Currently building a Rubidium quantum gas microscope!

Recently, we’ve been studying the mapping between the Bose–Hubbard model with a spin degree of freedom and the $S = 1$ Heisenberg model. Have a look at our MIT wiki page for a complete list of previous publications.

The spin Mott insulator

Particles in a sufficiently deep lattice can be described by the Bose-Hubbard model. Here we assume they tunnel around with some rate $t$, and that they have an on-site interaction $U$. In our lab we’ve been studying what happens when there are two particles per site which are allowed to be in different spin states.
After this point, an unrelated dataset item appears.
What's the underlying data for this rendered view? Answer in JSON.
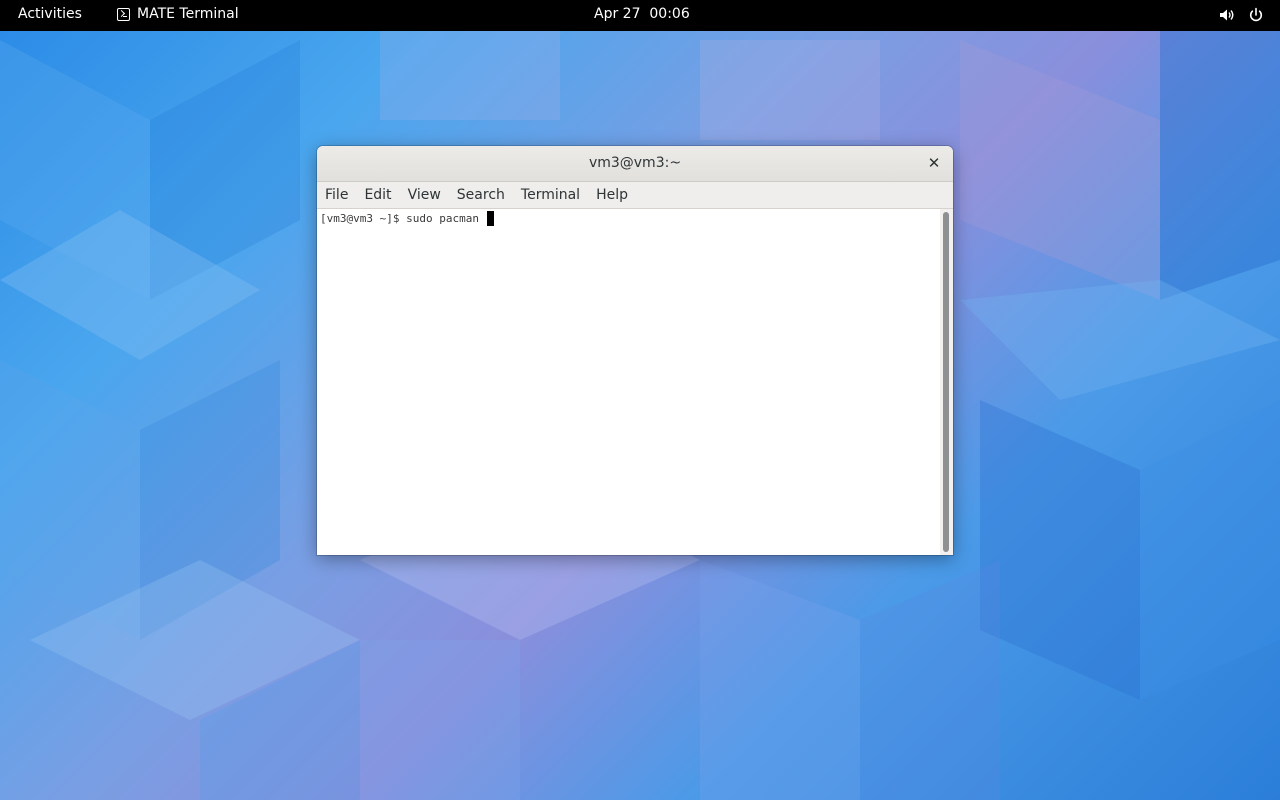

We denote these by A and B, but really they’re just different hyperfine states of rubidium ($|F, m_F\rangle$). Things get interesting when they have a tunable interparticle interaction $U_{AB}$ (typically such that $0 \leq U_{AB} \leq U$). If we tune this all the way to zero, the energetically most favorable state is to have an A and a B particle on every site, this is the spin Mott insulator, and we studied it in the paper mentioned above.

When $U_{AB} = U$, the ground state is highly degenerate: it doesn’t matter what spin configuration you have anymore, because all energies are the same. On the way to that point, however, the AB state starts to ‘fluctuate,’ meaning it will undergo excursions to AA or BB. These fluctuations are highly correlated between neighbors - after all, they need to exchange particles - and this tate is called an XY ferromagnet. (Our lab was involved in a theory collaboration to explore the full phase diagram.)

In the lab we implement this using a spin-dependent lattice, which gives us control over the overlap of the atomic wave functions in the lattice. It allows us to tune $U_{AB}$. Below you can try so yourself - notice the fluctuations into paired states that arise as you approach perfect overlap.

A cartoon of the spin Mott insulator. Drag the wave functions to change their overlap.

Spin-1 out of equilibrium

We can use our the spin degree of freedom to mimic a $S = 1$ Heisenberg Hamiltonian. Under this transformation, the occupation states $|AA\rangle$, $|AB\rangle$ and $|BB\rangle$ are mapped onto $|S = 1, m_S\rangle$ states which we can abbreviate as $|\Downarrow\rangle$, $|\circ\rangle$, and $|\Uparrow\rangle$.

We have studied the behavior of this model in the presence of an anisotropy, i.e. a term in the Hamiltonian proportional to $(S_z)^2$. If this term is positive it favors populating the $|\circ\rangle$ state ($S_z = 0$), if it’s negative it favors $S_z = \pm 1$. We investigated the effect of this term by preparing all effective spins in the $|\Downarrow\rangle$ state, followed by a rotation of 90$^\circ$ (implemented using a microwave pulse). This creates a well-defined superposition of all states, which is not the ground state of the Hamiltonian, but in a deep lattice it is nevertheless stable. Finally, we suddenly ramp (quench) into a shallower lattice, and look at how this state evolves. At first, the evolution is coherent, but after a while it decays to a thermal mixture.

The initial coherent oscillation is the result of superexchange, whereby neighboring spins can undergo a flip-flop interaction. The animation below is based on the two-site toy model developed in the paper cited above. You can simulate the quench by clicking it. In the experiment we measure the population in the $S_z = 0$ state, also known as the ‘spin alignment.’ In this figure that’s the projection on the $z$ axis.

A toy model for our work on the spin-1 model out of equilibrium.